WORK ORDER: Below are the records. List every line holding the word "search".

Web page and app entries:

_ _ _ _

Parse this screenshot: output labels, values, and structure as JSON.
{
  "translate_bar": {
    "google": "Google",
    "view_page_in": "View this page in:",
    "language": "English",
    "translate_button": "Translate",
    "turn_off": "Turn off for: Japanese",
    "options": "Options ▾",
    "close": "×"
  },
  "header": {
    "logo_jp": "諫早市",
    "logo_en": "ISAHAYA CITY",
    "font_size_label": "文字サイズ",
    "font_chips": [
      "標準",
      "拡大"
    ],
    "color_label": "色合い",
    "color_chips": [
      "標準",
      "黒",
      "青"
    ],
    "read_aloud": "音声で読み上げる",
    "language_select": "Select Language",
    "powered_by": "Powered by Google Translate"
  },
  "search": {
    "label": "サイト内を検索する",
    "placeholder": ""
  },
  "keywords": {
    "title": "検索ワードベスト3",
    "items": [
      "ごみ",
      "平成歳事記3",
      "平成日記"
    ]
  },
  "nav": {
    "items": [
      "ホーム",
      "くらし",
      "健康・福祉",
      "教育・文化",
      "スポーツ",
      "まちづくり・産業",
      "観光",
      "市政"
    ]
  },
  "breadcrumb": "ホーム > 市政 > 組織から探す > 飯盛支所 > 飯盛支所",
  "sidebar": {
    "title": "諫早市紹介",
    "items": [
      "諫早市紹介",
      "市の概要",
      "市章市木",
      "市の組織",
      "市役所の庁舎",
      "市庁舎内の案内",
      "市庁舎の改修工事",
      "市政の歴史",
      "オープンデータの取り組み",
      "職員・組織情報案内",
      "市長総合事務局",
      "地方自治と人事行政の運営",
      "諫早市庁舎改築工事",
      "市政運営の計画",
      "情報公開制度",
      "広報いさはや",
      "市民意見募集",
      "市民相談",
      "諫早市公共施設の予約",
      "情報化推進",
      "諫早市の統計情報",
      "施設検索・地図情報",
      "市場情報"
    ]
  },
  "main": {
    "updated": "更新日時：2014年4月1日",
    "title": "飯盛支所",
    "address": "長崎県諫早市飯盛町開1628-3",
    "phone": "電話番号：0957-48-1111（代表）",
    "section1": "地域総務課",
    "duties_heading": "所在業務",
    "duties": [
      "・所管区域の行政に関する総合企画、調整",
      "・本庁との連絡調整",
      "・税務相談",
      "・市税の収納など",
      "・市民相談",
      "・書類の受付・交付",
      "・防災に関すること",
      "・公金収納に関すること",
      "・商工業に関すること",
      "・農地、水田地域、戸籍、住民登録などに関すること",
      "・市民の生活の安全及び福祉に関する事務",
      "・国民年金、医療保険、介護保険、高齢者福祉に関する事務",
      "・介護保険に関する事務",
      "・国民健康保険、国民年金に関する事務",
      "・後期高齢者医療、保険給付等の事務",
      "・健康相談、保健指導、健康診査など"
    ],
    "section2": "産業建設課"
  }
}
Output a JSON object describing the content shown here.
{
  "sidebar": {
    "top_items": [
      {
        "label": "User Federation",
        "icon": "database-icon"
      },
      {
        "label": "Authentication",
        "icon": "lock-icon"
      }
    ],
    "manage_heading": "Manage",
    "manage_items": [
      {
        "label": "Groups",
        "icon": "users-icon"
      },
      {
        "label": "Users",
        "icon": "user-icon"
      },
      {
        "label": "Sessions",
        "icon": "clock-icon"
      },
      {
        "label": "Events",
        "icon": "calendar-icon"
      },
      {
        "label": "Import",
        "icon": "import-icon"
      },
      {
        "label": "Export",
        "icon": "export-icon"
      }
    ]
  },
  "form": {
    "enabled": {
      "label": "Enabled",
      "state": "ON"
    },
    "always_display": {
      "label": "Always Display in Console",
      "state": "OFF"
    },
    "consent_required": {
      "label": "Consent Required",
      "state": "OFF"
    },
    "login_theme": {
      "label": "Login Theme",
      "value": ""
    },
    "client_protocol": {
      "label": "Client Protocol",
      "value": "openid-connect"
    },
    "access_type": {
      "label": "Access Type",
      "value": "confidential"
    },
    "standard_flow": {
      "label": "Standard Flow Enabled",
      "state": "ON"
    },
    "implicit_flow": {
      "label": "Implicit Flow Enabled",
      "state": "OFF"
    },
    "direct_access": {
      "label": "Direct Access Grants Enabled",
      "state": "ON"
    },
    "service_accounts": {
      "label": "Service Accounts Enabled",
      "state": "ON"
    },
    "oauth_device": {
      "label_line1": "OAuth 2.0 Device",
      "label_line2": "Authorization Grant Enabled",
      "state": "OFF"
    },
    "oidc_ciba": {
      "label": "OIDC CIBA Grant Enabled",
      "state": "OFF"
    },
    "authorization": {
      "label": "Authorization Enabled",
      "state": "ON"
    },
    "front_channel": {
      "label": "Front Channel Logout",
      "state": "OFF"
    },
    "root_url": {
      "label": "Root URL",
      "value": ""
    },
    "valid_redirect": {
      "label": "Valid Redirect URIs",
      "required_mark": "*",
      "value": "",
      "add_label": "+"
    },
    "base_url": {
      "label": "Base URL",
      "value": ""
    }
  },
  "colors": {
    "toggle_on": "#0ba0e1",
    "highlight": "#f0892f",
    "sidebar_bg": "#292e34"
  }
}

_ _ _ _

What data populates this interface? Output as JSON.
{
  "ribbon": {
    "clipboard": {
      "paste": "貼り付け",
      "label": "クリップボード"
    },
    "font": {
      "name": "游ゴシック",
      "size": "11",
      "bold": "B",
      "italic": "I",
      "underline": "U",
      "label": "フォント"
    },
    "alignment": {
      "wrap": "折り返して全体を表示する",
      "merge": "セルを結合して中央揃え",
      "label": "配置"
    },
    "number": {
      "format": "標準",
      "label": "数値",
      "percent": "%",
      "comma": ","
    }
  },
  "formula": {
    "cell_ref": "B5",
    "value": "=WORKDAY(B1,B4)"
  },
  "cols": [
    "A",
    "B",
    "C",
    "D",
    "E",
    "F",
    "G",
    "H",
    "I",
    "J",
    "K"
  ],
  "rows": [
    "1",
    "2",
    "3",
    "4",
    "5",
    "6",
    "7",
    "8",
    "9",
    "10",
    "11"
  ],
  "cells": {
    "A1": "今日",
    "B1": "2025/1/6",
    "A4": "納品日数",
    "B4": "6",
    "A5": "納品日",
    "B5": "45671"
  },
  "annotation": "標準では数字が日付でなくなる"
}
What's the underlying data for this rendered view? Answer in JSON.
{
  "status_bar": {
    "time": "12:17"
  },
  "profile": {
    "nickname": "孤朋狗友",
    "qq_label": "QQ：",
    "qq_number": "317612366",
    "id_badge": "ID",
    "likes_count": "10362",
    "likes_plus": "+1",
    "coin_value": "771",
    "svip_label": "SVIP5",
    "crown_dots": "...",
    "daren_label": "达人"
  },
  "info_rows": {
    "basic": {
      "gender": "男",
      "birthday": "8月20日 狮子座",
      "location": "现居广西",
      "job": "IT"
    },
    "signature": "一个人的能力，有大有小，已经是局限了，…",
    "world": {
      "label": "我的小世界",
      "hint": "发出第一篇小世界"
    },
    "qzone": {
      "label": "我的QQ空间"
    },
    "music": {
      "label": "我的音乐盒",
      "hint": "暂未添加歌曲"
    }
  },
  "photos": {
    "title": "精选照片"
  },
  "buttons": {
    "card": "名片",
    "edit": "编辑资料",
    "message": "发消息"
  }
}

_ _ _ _

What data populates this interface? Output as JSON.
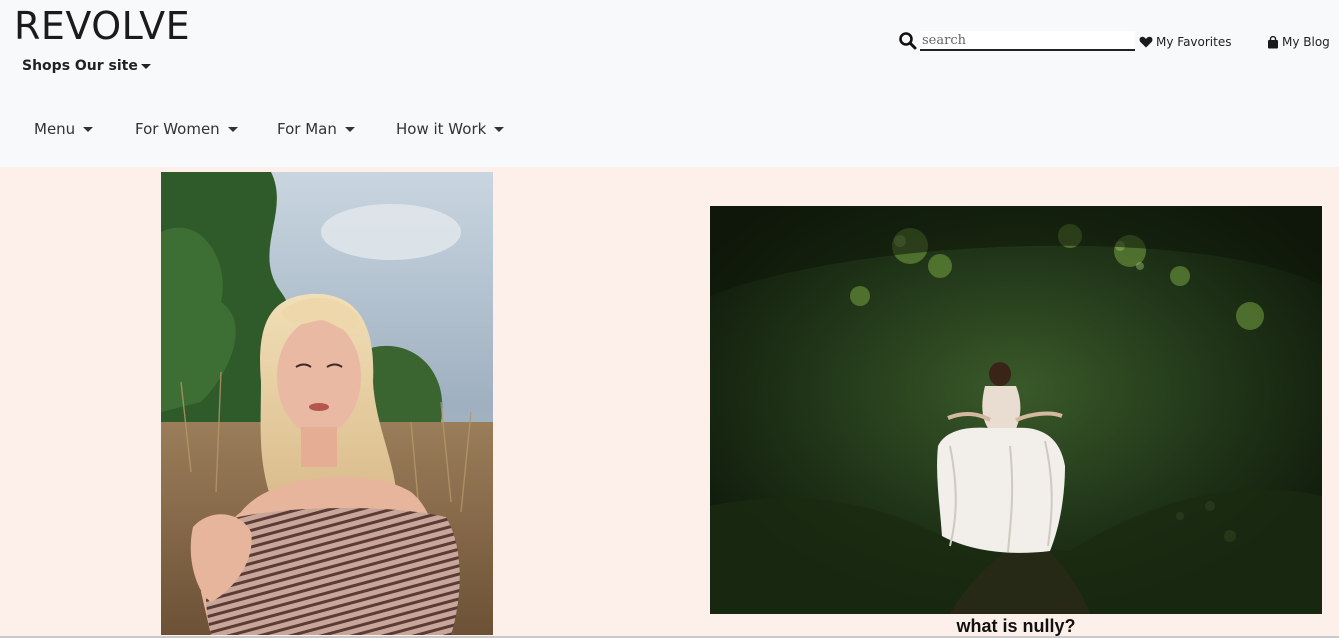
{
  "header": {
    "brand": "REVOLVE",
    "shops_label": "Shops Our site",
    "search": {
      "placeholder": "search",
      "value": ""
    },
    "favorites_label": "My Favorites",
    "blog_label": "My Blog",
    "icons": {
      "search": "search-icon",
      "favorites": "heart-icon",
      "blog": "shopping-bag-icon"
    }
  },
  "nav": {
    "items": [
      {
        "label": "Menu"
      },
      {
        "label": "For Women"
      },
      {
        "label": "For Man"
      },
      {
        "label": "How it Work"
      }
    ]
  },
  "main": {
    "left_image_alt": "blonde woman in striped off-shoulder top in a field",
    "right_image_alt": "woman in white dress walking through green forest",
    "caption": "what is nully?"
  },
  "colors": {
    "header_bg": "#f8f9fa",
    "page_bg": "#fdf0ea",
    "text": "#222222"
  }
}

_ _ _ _

TASK SOLUTION:
  "search": {
    "search": {
      "placeholder": "search",
      "search": "search-icon",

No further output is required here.